EXERCISE BRIEF: With no omissions, write out every record given below.

PROVIDED DATA:

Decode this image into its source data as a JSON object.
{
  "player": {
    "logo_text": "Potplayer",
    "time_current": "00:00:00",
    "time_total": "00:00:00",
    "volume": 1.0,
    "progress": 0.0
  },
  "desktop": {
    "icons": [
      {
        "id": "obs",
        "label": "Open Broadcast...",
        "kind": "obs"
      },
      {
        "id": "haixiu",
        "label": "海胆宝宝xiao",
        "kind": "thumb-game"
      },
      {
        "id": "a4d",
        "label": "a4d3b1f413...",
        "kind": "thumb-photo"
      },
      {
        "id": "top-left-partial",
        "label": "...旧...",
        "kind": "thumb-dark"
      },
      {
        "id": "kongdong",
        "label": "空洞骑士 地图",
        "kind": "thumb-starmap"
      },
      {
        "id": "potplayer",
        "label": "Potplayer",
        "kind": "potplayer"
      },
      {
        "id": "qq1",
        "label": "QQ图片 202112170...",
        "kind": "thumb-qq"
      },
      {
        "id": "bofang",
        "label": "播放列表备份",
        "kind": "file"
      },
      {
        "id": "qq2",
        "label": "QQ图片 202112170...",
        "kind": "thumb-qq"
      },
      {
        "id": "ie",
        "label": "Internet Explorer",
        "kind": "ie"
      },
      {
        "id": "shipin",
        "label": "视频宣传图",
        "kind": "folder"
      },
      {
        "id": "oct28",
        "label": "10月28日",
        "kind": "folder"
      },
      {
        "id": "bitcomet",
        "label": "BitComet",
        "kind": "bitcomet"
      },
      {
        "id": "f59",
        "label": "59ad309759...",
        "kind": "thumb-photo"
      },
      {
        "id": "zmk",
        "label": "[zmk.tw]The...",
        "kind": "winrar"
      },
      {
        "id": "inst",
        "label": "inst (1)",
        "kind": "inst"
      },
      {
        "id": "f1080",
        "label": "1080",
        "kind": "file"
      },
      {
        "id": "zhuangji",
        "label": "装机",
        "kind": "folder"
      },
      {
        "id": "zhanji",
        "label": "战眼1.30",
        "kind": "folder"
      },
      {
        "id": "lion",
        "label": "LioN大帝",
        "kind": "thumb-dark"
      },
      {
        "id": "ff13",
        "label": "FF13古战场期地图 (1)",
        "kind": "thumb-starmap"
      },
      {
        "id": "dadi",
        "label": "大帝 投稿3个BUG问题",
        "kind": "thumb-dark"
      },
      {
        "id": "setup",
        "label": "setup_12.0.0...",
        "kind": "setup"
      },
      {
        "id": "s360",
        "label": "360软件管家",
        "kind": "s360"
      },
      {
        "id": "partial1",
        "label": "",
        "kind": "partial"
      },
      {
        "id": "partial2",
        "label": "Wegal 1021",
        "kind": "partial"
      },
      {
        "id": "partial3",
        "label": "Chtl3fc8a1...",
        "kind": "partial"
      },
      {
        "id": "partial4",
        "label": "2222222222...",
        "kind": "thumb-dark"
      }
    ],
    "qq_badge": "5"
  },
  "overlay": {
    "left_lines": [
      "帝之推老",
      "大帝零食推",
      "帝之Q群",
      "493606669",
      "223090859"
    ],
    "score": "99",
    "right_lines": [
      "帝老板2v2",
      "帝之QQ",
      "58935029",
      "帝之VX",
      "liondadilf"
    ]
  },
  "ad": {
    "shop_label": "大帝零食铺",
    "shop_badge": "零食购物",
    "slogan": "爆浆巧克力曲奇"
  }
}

EXPECTED ANSWER:
Decode this image into its source data as a JSON object.
{
  "player": {
    "logo_text": "Potplayer",
    "time_current": "00:00:00",
    "time_total": "00:00:00",
    "volume": 1.0,
    "progress": 0.0
  },
  "desktop": {
    "icons": [
      {
        "id": "obs",
        "label": "Open Broadcast...",
        "kind": "obs"
      },
      {
        "id": "haixiu",
        "label": "海胆宝宝xiao",
        "kind": "thumb-game"
      },
      {
        "id": "a4d",
        "label": "a4d3b1f413...",
        "kind": "thumb-photo"
      },
      {
        "id": "top-left-partial",
        "label": "...旧...",
        "kind": "thumb-dark"
      },
      {
        "id": "kongdong",
        "label": "空洞骑士 地图",
        "kind": "thumb-starmap"
      },
      {
        "id": "potplayer",
        "label": "Potplayer",
        "kind": "potplayer"
      },
      {
        "id": "qq1",
        "label": "QQ图片 202112170...",
        "kind": "thumb-qq"
      },
      {
        "id": "bofang",
        "label": "播放列表备份",
        "kind": "file"
      },
      {
        "id": "qq2",
        "label": "QQ图片 202112170...",
        "kind": "thumb-qq"
      },
      {
        "id": "ie",
        "label": "Internet Explorer",
        "kind": "ie"
      },
      {
        "id": "shipin",
        "label": "视频宣传图",
        "kind": "folder"
      },
      {
        "id": "oct28",
        "label": "10月28日",
        "kind": "folder"
      },
      {
        "id": "bitcomet",
        "label": "BitComet",
        "kind": "bitcomet"
      },
      {
        "id": "f59",
        "label": "59ad309759...",
        "kind": "thumb-photo"
      },
      {
        "id": "zmk",
        "label": "[zmk.tw]The...",
        "kind": "winrar"
      },
      {
        "id": "inst",
        "label": "inst (1)",
        "kind": "inst"
      },
      {
        "id": "f1080",
        "label": "1080",
        "kind": "file"
      },
      {
        "id": "zhuangji",
        "label": "装机",
        "kind": "folder"
      },
      {
        "id": "zhanji",
        "label": "战眼1.30",
        "kind": "folder"
      },
      {
        "id": "lion",
        "label": "LioN大帝",
        "kind": "thumb-dark"
      },
      {
        "id": "ff13",
        "label": "FF13古战场期地图 (1)",
        "kind": "thumb-starmap"
      },
      {
        "id": "dadi",
        "label": "大帝 投稿3个BUG问题",
        "kind": "thumb-dark"
      },
      {
        "id": "setup",
        "label": "setup_12.0.0...",
        "kind": "setup"
      },
      {
        "id": "s360",
        "label": "360软件管家",
        "kind": "s360"
      },
      {
        "id": "partial1",
        "label": "",
        "kind": "partial"
      },
      {
        "id": "partial2",
        "label": "Wegal 1021",
        "kind": "partial"
      },
      {
        "id": "partial3",
        "label": "Chtl3fc8a1...",
        "kind": "partial"
      },
      {
        "id": "partial4",
        "label": "2222222222...",
        "kind": "thumb-dark"
      }
    ],
    "qq_badge": "5"
  },
  "overlay": {
    "left_lines": [
      "帝之推老",
      "大帝零食推",
      "帝之Q群",
      "493606669",
      "223090859"
    ],
    "score": "99",
    "right_lines": [
      "帝老板2v2",
      "帝之QQ",
      "58935029",
      "帝之VX",
      "liondadilf"
    ]
  },
  "ad": {
    "shop_label": "大帝零食铺",
    "shop_badge": "零食购物",
    "slogan": "爆浆巧克力曲奇"
  }
}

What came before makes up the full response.